What should have been a straightforward vote - increasing the minimum wage for the first time in 10 years - became convoluted with the worst politics can offer. The House raised the minimum wage for an estimated 5.6 million workers nationwide, but in a cynical move attached two very onerous provisions to the measure.
The first granted a sharp reduction to estate taxes, benefiting only 8,200 estates. Dubbed the "Paris Hilton Estate Tax," it is estimated that each of the beneficiaries would receive $1.3 million in tax breaks. By contrast, the beneficiaries of the minimum increase working full-time could earn nearly $1,200 more over the year.
The second onerous provision would have actually cut the salaries of service sector employees in seven states by imposing a tip credit. Seven states - Alaska, California, Minnesota, Montana, Nevada, Oregon and Washington - exclude all of a tipped employee's tips from being considered as wages in determining whether or not the employee was paid the minimum wage. The Republican amendment would have erased the protections of any minimum wage law for an estimated five million employees
These employees would have actually seen a pay decrease under the provision. With the tips counting against their salaries, tipped employees would eventually see smaller unemployment checks and smaller social security checks.

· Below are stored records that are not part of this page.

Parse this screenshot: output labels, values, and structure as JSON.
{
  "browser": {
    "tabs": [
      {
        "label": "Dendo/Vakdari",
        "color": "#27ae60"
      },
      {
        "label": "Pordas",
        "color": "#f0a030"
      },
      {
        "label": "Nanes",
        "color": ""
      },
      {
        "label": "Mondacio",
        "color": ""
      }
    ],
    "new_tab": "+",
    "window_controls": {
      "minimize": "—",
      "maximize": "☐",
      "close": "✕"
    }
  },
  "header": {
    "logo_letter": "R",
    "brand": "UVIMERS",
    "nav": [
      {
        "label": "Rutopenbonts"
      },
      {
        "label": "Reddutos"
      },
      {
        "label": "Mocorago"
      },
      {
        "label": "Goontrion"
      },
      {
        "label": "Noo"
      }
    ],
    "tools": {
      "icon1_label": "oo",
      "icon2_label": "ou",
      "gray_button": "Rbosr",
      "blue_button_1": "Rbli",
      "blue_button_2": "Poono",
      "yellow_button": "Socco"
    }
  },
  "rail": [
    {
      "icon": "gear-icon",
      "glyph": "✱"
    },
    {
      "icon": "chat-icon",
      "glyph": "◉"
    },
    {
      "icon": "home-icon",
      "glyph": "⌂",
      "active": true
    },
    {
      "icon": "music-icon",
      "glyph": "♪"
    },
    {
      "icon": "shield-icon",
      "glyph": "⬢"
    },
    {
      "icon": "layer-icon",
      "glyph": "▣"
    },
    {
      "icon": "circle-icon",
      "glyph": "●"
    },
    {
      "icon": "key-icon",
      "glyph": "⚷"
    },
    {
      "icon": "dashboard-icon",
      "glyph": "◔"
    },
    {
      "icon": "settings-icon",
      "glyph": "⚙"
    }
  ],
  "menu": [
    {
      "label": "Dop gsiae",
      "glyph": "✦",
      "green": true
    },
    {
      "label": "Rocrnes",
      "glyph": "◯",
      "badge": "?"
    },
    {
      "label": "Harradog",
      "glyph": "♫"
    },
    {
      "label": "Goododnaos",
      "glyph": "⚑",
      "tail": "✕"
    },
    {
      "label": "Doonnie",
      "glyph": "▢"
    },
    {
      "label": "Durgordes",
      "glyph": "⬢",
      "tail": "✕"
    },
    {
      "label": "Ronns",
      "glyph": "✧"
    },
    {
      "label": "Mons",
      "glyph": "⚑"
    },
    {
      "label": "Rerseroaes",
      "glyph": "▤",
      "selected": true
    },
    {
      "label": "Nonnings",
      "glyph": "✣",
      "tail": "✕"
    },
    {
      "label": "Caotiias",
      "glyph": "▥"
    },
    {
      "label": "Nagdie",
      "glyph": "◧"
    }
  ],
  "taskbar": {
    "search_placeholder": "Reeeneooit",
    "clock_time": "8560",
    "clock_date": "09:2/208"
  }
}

Fortunately the Senate rejected this legislation. But how would have Alaskans fared under the proposals? The Center on Budget and Policy Priorities estimates that as many as 19 Alaskans could benefit under the estate tax break for the wealthy. Contrasting that small number, hundreds if not thousands of Alaskans would see their wages decreased by this action.
Given the fact that Alaskans stood to lose much over the vote, it was profoundly disappointing to learn that our entire Alaskan delegation - normally protective of state's rights - voted in favor of increasing the minimum wage but at the expense of Alaskan waiters and waitresses by nullifying a key provision of our state minimum wage law.
The Juneau Democratic District and the Democratic Party want to bring attention to this important federal issue. The proposal will likely surface again, and we call upon everyone to stand together on behalf of Alaskan hard-working wage earners.
Cindy Spanyers is a Juneau resident, and was a delegate to the Democratic National Convention in 1996, 2000 and 2004.